- New Science in old markets -

Nasdaq compresses, US bonds too. Still no clarity in energy yet

There was a compression in Nasdaq futures yesterday, arguing that the range-bound trendless price behaviour of the last month will soon break into a new trend. We cannot ever know which way compressions will break as they are moments of maximum uncertainty, like the edge of a watershed. In this case however there is a prior signal at a higher time frame – a weekly-scale top extension, also in a Nasdaq instrument only three weeks ago. This indicates that prices will have great difficulty in sustaining any strength for three months or so. This might still mean that US equity prices could move higher out of this compression but it does also mean that any rally would soon stall:

Within the current equity market trading range there has been a rally in the last two days and this has brought the Eurostoxx index up to the level of some daily-scale compressions. When prices fell through the bottom of these compressions a week ago, three days of weakness was the result and now we expect that the same compressions will provide resistance to further strength, as is normal:

We have already advised holding on to short positions in Southern European equity markets. This offers a chance to take new short positions for anyone not yet short. Stops should be placed above the compressed levels.

Meanwhile there have been more compressions in US Treasury notes, at a daily scale in the 5-year yield and at a weekly scale in the yield series of 30-year bonds:

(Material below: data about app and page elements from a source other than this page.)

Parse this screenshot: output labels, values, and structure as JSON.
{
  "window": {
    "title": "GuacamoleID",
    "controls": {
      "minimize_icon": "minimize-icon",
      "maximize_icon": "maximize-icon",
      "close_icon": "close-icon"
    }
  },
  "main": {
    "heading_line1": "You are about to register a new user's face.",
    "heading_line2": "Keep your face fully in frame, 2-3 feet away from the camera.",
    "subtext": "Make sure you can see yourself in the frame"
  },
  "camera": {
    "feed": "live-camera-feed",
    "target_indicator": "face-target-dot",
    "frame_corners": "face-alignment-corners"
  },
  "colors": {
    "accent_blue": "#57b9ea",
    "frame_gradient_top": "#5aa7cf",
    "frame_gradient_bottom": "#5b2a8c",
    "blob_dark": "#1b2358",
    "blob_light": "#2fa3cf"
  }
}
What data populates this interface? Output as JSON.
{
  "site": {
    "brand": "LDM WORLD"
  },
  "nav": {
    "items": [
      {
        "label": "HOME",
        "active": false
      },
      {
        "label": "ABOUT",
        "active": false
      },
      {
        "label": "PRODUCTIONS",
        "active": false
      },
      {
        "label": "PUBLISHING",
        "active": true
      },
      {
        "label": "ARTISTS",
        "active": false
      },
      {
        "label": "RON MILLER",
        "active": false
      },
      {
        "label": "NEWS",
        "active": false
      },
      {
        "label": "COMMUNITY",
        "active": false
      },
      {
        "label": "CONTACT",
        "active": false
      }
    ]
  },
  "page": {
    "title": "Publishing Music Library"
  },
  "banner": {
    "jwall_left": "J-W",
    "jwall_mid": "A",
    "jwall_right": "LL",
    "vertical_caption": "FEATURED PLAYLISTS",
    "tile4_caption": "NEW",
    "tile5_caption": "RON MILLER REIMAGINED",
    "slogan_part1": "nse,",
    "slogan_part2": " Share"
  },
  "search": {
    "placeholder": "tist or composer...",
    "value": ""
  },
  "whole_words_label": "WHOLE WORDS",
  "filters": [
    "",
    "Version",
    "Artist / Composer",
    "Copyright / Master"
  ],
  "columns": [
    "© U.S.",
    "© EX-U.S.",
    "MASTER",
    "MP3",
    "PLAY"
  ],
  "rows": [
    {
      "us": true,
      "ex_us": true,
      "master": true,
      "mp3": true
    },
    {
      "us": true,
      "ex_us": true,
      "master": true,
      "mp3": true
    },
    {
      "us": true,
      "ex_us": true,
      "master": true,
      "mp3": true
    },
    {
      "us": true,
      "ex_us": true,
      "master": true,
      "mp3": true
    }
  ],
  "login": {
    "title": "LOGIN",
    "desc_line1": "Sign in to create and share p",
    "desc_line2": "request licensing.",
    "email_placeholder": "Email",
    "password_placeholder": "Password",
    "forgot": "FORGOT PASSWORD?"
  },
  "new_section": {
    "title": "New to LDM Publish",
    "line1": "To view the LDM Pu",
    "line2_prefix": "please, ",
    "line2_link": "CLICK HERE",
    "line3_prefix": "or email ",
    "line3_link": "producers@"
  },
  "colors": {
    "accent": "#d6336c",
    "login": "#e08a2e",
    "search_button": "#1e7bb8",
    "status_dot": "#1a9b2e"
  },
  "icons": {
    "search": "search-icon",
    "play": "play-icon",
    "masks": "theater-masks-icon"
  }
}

This situation is now becoming potentially explosive. Pressure for a large move is building and the consequences will be far-reaching. The economic arguments are well-rehearsed but do not give a clue as to the direction of the break – the ‘tapering of QE’ is obviously bearish for bond prices but the looming threat of deflation is bullish. We always recommend ‘going with the break’ when compressions occur and when they happen during the life of a recommended trade, they offer a chance to tighten protective stops - this is the case in both fixed income and equity markets here and so stops may be tightened on short positions in both.

One point that we have not seen mentioned is that the quantity of bond and notes bought through QE at the maximum rate of $85bn per month was roughly in balance with the rate of new notes and bonds sold by the US government. Reducing QE could  therefore have a greater marginal effect that would otherwise be expected…

Elsewhere, energy prices have been falling a bit but we have not yet seen a convincing 'sell' signal, although we have expected one. Heating oil did drop through a daily-scale compression two weeks ago but crude oil also broke up from weekly-scale compressions:

We could not reconcile these two conflicting signals into a coherent argument so we waited and are still waiting. The Russia vs. EU&US standoff will doubtless result in normal oil and gas flow from Russia to its clients in Europe as there is nothing but empty threats to wave at Putin. German industry is the main engine keeping Europe's paupers alive and Russian gas is its fuel. Everyone knows this so we don't expect much in the way of supply interruption.